▶ Work instruction
Leave out the pictures and print the rest of the entries exactly as they stand.

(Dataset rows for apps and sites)
-- -- --

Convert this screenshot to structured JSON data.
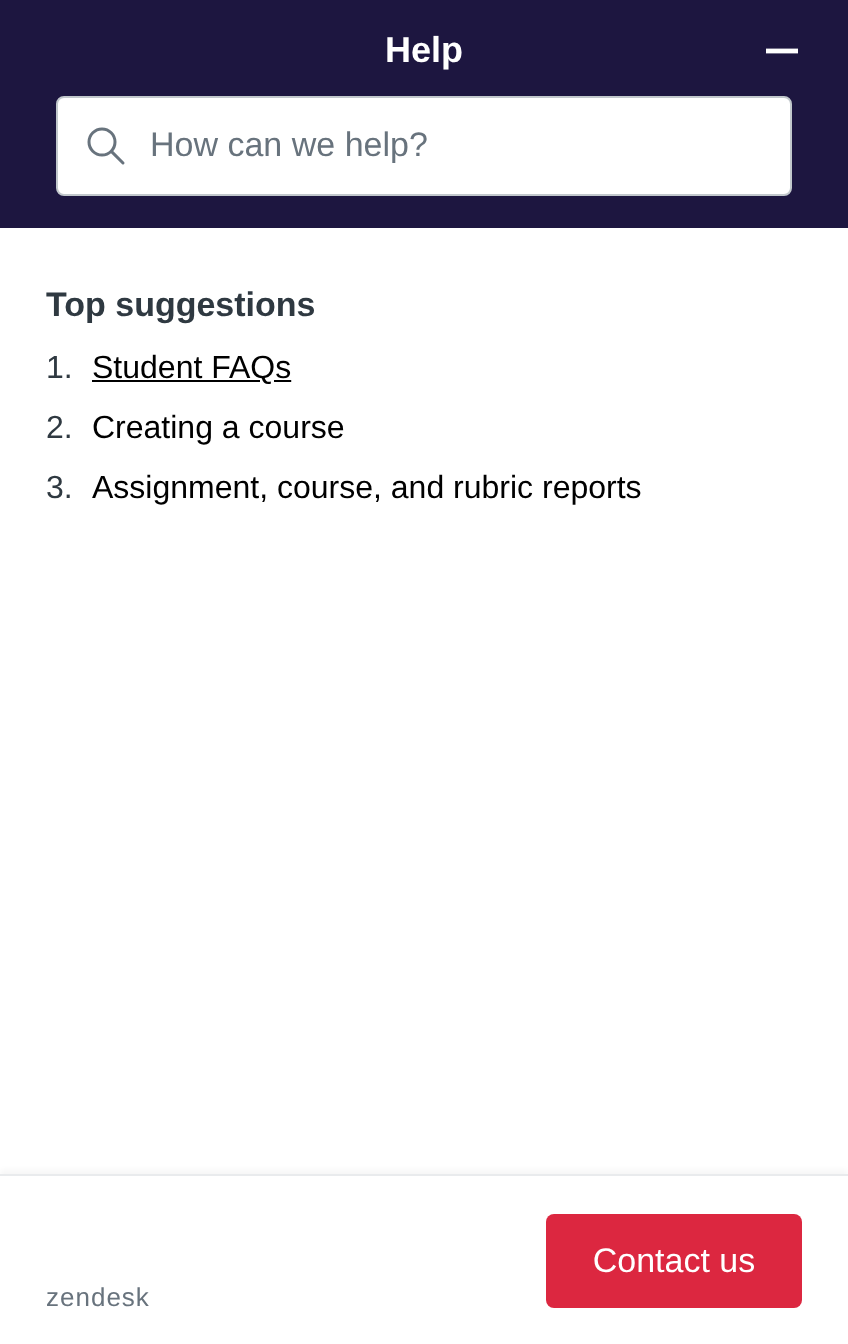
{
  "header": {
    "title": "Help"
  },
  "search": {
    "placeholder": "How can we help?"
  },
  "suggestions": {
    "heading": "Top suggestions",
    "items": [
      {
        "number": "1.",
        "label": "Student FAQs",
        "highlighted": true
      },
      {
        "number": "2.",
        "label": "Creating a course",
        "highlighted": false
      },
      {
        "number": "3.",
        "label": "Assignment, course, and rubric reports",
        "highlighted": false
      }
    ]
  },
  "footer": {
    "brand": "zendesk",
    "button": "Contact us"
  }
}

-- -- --

▶ Result for this task
Convert this screenshot to structured JSON data.
{
  "header": {
    "title": "Help"
  },
  "search": {
    "placeholder": "How can we help?"
  },
  "suggestions": {
    "heading": "Top suggestions",
    "items": [
      {
        "number": "1.",
        "label": "Student FAQs",
        "highlighted": true
      },
      {
        "number": "2.",
        "label": "Creating a course",
        "highlighted": false
      },
      {
        "number": "3.",
        "label": "Assignment, course, and rubric reports",
        "highlighted": false
      }
    ]
  },
  "footer": {
    "brand": "zendesk",
    "button": "Contact us"
  }
}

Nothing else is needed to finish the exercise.